Coronary artery disease: Primary care and prevention – 2
Check for differential diagnosis
Some of the important differential diagnosis in the case of acute coronary syndrome are acute pulmonary embolism, aortic dissection, pneumothorax, esophageal disease, perforated peptic ulcer, cholecystitis, gastritis and sometimes even Herpes Zoster of left thoracic region in pre-eruptive phase. A good history, physical findings and sometimes time are needed for an accurate differential diagnosis. Checking for asymmetry of peripheral pulses is often resorted to for excluding aortic dissection, though it may still miss an aortic dissection sparing the branches as in descending thoracic aortic dissection. Missing a differential diagnosis can sometimes be catastrophic. Sometimes differential diagnosis may co-exist with acute coronary syndrome – aortic dissection may be complicated by inferior wall infarction as the dissection flap involves the ostium of right coronary artery.
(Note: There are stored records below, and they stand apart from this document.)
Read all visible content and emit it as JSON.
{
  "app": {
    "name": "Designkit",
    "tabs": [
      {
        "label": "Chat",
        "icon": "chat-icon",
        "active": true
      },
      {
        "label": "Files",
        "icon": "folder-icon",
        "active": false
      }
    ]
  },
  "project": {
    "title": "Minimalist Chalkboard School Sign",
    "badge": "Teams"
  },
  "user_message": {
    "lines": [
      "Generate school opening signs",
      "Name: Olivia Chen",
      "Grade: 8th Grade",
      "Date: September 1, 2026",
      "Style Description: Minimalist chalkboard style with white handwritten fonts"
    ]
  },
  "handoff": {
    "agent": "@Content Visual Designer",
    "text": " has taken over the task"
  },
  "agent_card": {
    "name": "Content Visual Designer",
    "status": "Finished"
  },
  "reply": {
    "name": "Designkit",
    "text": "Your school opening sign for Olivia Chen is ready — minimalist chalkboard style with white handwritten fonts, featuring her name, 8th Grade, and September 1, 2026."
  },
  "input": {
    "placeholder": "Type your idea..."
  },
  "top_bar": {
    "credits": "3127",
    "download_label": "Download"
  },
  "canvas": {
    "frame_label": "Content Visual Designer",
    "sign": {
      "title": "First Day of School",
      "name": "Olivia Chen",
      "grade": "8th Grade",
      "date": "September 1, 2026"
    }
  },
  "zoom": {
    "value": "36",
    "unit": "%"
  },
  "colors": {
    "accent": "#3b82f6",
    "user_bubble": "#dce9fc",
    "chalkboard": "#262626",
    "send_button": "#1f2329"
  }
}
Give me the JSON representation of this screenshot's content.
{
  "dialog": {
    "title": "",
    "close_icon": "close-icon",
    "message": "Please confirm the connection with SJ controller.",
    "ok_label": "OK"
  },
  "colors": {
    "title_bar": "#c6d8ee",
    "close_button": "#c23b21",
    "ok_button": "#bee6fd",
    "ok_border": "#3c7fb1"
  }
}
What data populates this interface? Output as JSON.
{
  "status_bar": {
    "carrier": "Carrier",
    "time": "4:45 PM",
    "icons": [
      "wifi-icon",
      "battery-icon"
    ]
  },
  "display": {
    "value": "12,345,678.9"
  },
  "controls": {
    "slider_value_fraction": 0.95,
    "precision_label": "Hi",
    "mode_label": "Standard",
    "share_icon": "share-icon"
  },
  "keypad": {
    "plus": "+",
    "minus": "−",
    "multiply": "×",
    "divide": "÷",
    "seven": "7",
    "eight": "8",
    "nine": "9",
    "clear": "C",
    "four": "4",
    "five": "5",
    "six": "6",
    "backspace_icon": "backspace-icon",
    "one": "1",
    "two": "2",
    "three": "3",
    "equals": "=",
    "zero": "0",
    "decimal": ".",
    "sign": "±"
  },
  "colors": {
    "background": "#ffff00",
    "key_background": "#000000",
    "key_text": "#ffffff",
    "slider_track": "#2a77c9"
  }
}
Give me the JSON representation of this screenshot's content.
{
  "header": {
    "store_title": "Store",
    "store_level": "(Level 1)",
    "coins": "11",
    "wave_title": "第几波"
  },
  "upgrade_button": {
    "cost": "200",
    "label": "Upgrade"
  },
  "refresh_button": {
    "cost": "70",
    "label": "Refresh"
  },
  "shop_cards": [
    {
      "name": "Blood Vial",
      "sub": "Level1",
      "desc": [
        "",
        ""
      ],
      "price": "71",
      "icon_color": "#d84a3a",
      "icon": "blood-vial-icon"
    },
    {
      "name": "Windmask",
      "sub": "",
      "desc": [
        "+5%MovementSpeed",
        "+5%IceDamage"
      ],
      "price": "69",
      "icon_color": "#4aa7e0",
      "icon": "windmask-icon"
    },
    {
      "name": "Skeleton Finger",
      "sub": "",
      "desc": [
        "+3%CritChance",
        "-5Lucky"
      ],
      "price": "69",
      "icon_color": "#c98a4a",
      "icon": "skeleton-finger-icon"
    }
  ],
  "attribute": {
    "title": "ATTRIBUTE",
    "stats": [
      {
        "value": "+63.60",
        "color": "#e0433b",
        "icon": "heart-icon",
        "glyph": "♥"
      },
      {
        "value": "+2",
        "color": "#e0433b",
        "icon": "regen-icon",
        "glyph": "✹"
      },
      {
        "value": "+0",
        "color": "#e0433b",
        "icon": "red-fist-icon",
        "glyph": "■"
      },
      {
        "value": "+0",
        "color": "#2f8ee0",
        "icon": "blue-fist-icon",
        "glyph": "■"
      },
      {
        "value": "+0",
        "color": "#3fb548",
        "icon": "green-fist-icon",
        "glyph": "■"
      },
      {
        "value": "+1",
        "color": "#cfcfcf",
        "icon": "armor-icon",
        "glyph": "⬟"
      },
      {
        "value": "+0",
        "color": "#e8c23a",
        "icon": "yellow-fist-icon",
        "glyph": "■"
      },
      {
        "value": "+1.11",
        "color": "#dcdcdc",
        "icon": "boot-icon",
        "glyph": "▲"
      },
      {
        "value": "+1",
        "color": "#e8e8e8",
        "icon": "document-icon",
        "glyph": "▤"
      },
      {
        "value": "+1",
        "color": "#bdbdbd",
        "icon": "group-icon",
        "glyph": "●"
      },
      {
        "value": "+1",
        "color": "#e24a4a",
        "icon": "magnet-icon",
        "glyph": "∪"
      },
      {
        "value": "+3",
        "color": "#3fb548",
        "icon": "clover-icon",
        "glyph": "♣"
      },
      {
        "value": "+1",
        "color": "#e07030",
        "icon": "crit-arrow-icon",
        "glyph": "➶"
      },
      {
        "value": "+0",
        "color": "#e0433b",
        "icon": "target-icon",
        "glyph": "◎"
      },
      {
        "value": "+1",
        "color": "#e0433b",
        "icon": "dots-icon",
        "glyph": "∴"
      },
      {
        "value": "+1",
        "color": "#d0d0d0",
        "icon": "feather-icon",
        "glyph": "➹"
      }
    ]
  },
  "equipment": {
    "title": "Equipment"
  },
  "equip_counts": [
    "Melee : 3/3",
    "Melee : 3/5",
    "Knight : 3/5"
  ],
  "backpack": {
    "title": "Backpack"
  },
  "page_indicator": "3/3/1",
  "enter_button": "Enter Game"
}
Pneumothorax can be associated with some ECG changes due to the shift of the heart and hemodynamic compromise may be mistaken for cardiogenic shock. Chest X-ray, preferably in erect posture is useful in pneumothorax and perforated peptic ulcer and to some extent in aortic dissection and pulmonary embolism. CT triple rule out is often considered in the emergency department for checking pulmonary embolism, aortic dissection and proximal coronary artery disease.
Aspirin and nitrate as initial treatment
Non enteric coated aspirin, to be chewed for buccal absorption and rapid action, is the first drug to be given in suspected acute coronary syndrome. Sublingual nitrates can be used for pain relief, but hospitalise if there is no relief in 5 minutes or if there is worsening. Watch for a rane instance of syncope with initial use of nitrates, especially if the subject walks with a tablet under the tongue. It is always wise to exclude recent use of phosphodiesterase inhibitor sildenafil as nitrate use in these individuals can cause severe hypotension.
Transfer to hospital
It is preferable to transfer a patient with acute coronary syndrome in an ambulance. There is one in 300 chance to develop cardiac arrest en route, which can be better tackled in an ambulance. It has been shown that those who arrive in an ambulance receive earlier reperfusion in the hospital. Pre hospital ECG in the ambulance can be very useful in improving time to reperfusion (even pre-hospital thrombolysis) and preferential transport to PCI (percutaneous coronary intervention) capable centre in case of STEMI is possible. The PCI centre can be informed en route so that the cath lab can be ready at arrival, permitting bypass of the emergency department, thereby improving door to balloon time in case of PCI. It is to be noted that self driven vehicle is never to used in acute coronary syndrome.